Tag Archives: change of venue

Change of venue? Sure, but move it far, far away

Amber Guyger is going to stand trial — possibly soon — for murder. The former Dallas police officer this past September allegedly walked into a Botham Jean’s apartment and shot him to death reportedly thinking she had entered her own apartment.

The case has riveted many residents of the Dallas/Fort Worth Metroplex, which makes a request for a change of venue so very interesting.

Guyger’s lawyers insist she cannot get a fair trial in Dallas County, where the case is set to be tried. They want a change of trial venue to a county other than Dallas County, citing “media hysteria” surrounding the case.

I am not going to argue for or against a change of venue. Indeed I can see why defendant’s legal counsel would want to change the trial location. However, the counsel should insist on moving it far away not just from Dallas County, but also from Collin County, Tarrant County, Rockwall County, Ellis County — or any part of the region served by the Dallas/Fort Worth media outlets that have been covering this case.

Send it to El Paso County, or to Orange County, or to Hidalgo County, or to Dallam County.

Yes, there is intense interest in this case.  A lot of the circumstances sound, shall we say, weird. Guyger was suspended at first from the Dallas Police Department and then was fired after she was indicted for murder in the death of Botham Jean, a native of St. Lucia who lived in an apartment on a separate floor from where Guyger resided.

Whatever the judge decides, my belief is that this case needs to go a lot farther away than just outside of Dallas County.

Change of venue? Sure thing … not!

Dzhokhar Tsarnaev thinks he can find a more impartial jury pool in a city other than Boston.

Sure thing, accused Boston Marathon bomber. Go for it. My hunch is that the man’s trial is staying put.


Tsarnaev is accused of detonating a bomb that exploded at the finish line of the world-renowned race. Surveillance videos captured images of him and his late brother moments before the blast as they were leaving a “package” near the blast site.

Jury selection in Boston has been delayed by many factors, including the horrendous weather that has all but buried the city under several feet of snow. Those delays apparently have given Tsarnaev’s legal team reason to seek a “Hail Mary” move to get the trial moved to another site.

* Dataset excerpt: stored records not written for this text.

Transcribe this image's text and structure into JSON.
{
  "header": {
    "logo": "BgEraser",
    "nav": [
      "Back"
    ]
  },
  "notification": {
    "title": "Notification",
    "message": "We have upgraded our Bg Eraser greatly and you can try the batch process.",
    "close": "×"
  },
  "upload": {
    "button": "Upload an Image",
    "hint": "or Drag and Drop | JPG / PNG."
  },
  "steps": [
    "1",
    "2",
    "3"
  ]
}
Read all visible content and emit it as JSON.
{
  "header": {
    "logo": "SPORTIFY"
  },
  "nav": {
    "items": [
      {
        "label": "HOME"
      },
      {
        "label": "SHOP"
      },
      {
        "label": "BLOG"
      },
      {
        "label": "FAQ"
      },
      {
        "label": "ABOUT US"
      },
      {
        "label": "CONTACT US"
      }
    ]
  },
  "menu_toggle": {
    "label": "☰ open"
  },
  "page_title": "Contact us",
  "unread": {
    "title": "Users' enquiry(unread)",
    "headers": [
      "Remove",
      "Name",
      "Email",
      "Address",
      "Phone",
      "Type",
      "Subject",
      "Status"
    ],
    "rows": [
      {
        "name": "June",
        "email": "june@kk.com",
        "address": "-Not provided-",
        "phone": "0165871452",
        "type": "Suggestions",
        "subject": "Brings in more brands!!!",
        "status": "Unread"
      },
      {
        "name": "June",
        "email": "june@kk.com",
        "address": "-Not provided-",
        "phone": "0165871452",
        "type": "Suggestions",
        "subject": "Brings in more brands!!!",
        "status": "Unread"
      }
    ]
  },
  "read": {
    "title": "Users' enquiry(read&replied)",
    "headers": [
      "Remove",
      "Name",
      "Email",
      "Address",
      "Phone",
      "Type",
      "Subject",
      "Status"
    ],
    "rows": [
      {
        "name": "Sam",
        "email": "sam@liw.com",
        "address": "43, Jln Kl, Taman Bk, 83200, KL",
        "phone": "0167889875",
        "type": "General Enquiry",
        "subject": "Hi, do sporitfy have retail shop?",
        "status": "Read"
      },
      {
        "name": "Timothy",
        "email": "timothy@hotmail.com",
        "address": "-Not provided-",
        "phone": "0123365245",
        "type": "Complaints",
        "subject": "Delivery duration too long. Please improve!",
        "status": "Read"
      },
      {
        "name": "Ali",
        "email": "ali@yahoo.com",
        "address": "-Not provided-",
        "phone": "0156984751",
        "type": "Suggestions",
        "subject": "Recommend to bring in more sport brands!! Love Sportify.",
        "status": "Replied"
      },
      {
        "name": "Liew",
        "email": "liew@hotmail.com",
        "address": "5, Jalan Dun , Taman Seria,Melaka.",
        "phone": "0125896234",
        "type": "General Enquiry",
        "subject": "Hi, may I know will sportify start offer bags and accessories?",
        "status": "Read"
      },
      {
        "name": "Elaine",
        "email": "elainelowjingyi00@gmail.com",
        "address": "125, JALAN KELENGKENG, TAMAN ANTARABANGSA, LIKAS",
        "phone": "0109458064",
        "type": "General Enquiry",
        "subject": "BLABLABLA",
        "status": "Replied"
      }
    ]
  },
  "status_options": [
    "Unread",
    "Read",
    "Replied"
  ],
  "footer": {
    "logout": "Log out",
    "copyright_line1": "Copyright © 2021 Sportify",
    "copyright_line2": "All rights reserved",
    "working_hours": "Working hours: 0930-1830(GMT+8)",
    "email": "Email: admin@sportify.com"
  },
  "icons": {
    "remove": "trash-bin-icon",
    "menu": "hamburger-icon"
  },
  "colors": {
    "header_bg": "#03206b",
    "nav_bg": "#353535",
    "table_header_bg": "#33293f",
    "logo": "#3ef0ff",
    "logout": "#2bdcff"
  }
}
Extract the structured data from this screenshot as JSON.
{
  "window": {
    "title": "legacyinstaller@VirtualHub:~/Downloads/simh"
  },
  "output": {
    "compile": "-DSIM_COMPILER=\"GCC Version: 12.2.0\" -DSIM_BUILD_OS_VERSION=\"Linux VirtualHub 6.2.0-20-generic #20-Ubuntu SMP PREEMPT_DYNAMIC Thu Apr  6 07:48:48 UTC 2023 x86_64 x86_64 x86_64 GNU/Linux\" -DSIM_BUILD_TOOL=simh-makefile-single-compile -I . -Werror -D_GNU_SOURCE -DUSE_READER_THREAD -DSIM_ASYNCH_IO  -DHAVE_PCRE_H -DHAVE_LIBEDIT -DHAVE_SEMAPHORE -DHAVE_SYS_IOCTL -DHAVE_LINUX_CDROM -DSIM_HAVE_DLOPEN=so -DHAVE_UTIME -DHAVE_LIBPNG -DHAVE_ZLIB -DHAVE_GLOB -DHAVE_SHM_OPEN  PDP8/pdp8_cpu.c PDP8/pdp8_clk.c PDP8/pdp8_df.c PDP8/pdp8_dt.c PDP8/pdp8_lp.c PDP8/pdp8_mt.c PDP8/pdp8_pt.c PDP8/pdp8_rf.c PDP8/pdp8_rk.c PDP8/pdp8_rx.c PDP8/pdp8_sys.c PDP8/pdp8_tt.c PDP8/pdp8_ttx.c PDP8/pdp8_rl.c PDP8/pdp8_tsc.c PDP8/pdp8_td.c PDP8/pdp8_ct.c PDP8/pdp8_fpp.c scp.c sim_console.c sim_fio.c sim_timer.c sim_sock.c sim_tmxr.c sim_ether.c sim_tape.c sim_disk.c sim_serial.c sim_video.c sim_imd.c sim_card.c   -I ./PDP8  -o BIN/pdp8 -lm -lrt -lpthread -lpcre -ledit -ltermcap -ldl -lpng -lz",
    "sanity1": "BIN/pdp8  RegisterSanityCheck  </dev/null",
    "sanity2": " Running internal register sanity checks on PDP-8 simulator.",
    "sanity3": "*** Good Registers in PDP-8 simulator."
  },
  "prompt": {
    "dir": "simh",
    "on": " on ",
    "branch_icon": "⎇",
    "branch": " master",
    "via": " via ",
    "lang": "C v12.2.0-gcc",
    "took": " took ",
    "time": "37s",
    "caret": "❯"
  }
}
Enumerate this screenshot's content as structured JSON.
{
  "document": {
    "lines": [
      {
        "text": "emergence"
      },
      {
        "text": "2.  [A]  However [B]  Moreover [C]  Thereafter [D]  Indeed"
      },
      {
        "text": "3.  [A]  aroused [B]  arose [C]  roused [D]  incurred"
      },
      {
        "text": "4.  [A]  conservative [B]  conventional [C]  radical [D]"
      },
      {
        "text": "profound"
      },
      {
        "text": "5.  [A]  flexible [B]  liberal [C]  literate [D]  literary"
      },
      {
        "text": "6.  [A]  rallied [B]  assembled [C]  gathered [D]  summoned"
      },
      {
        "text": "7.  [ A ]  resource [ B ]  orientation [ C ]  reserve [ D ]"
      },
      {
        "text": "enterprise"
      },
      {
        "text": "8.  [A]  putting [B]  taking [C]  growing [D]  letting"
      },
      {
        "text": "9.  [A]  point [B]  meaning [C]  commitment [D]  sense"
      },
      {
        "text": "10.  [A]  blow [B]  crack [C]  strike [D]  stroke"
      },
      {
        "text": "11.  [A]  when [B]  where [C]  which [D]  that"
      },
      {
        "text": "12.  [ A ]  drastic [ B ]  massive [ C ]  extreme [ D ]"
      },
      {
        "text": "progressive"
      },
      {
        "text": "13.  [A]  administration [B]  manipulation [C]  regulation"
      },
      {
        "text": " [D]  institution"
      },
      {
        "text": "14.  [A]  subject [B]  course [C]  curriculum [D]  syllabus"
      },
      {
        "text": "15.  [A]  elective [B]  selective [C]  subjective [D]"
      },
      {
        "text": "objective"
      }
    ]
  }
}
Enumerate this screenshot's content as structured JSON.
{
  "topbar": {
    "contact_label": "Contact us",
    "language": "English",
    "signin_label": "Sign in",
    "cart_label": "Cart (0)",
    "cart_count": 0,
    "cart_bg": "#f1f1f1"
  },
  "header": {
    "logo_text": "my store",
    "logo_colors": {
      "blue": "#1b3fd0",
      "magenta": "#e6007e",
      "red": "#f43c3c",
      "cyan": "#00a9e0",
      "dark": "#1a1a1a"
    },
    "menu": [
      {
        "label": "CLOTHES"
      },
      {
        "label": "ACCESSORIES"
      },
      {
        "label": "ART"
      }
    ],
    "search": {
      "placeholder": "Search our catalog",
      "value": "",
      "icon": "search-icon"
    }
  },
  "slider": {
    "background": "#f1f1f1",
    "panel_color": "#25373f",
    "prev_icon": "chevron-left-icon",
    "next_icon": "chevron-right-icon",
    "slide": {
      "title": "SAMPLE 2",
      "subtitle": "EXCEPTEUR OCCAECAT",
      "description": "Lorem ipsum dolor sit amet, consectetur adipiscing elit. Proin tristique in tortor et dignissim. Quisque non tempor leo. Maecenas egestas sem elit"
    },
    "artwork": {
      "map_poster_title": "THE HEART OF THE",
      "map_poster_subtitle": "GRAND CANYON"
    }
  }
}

Where, it is fair to ask, is there a place where residents don’t know about the bombing or haven’t formed an opinion on the incident?

The same question could be applied to, say, the change of venue that the judge granted for Timothy McVeigh, who blew up the federal office building in Oklahoma City on April 19, 1995. The government moved his trial to Denver, where he was convicted anyway. The jury sentenced him to death and McVeigh was executed for his crime.

Tsarnaev’s trial should remain in the city where the crime occurred. The court will seat a qualified jury eventually, once the city clears the mountains of snow off the streets.

Let the trial begin for Tsarnaev

Dzhokhar Tsarnaev’s trial has begun.

In Boston.

Where it needs to occur.

The man accused of setting off the bomb at the end of the 2013 Boston Marathon had sought a change of venue. His lawyers contended he couldn’t get a fair trail in Boston, where everyone it seems knows something or someone associated with the horrific attack that killed three people and injured dozens more.

Look at the Timothy McVeigh bombing case, they said, noting that McVeigh — who blew up the Murrah Federal Building in Oklahoma City on April 19, 1995 — was tried in Denver, Colo. The Justice Department moved the case out of OKC because everyone there had an opinion on the tragedy.

Well, the Denver jury convicted McVeigh and then the federal government executed him.


There would be zero point in moving the trial out of Boston to some other location. The entire world knew of the bombing. Indeed, the Boston Marathon is an international event that draws competitors — and their entourages — from throughout the world.

The other point has been the plea-bargain deal. There had been negotiations for Tsarnaev to plead guilty to the crime and avoiding the death penalty. Although I oppose capital punishment on principle, I want this trial to proceed. I want to hear the evidence. I want to hear testimony.

Most of all I want Tsarnaev to explain precisely who was pictured in those security videos leaving a bag carrying a bomb near the finish line of the big race. If it wasn’t him and his brother — who died trying to escape — then who in the hell was it?

Tsarnaev innocence is presumed. His guilt will need to be determined. I feel comfortable in knowing that the federal judicial system will convict this individual.

Let it be in Boston, where he can look his victims — allegedly — in the eye.